Three months after the first Marketplace open enrollment period closed, 13.9 percent of adults still remain uninsured as of June 2014. This brief assesses the demographic and socioeconomic characteristics of the remaining uninsured, their access to employer-sponsored insurance (ESI), their awareness of key ACA provisions, and the reasons they say they remain uninsured. This early look at the characteristics of the remaining uninsured provides valuable information for ongoing Medicaid outreach and enrollment efforts, as well as preparations for the next open enrollment period in the Marketplaces.

What Worked and What's Next? Strategies in Four States Leading ACA Enrollment Efforts

Kaiser Family Foundation

States have taken different approaches to implementing the Affordable Care Act (ACA) and have had varied enrollment experiences to date. This brief highlights the experiences of four states—Colorado, Connecticut, Kentucky, and Washington—that established a State-based Marketplace (SBM), implemented the ACA’s Medicaid expansion, and achieved success enrolling eligible individuals into coverage. Based on interviews with key stakeholders in each state, it identifies effective strategies that contributed to enrollment and current priorities looking forward.

Free Webinar: Measuring Health Insurance Coverage: Improvements and New Opportunities in the Current Population Survey

Changes in Health Care Financing and Organization

The Current Population Survey (CPS), a rich resource for health services researchers, has recently been updated to include a redesign of the health insurance questions to provide more precise measures of coverage. This free webinar, on September 17, will an overview of the CPS, its relevance for studying health insurance coverage, how researchers can access its data, and its implications for applied policy research.

Delivery System Redesign

Caring for High-Need, High-Cost Patients: What Makes for a Successful Care Management Program?

The Commonwealth Fund
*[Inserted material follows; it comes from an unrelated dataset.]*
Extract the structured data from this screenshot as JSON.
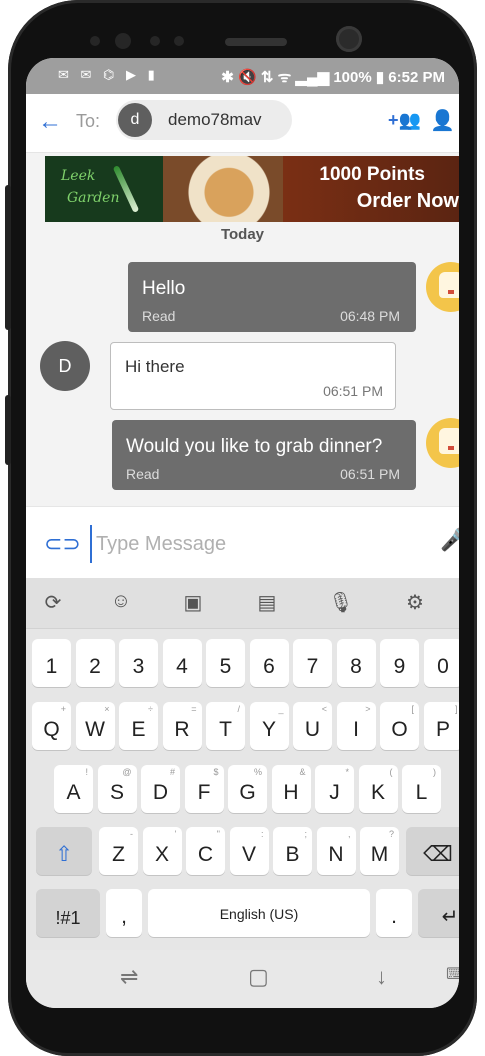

Provider groups taking on risk for the overall costs of care in accountable care organizations are developing care management programs to improve care and thereby control costs. Many such programs target “high-need, high-cost” patients – those with multiple or complex conditions, often combined with behavioral health problems or socioeconomic challenges. This study compares the operational approaches of 18 successful complex care management programs in order to offer guidance to providers, payers, and policymakers on best practices for complex care management.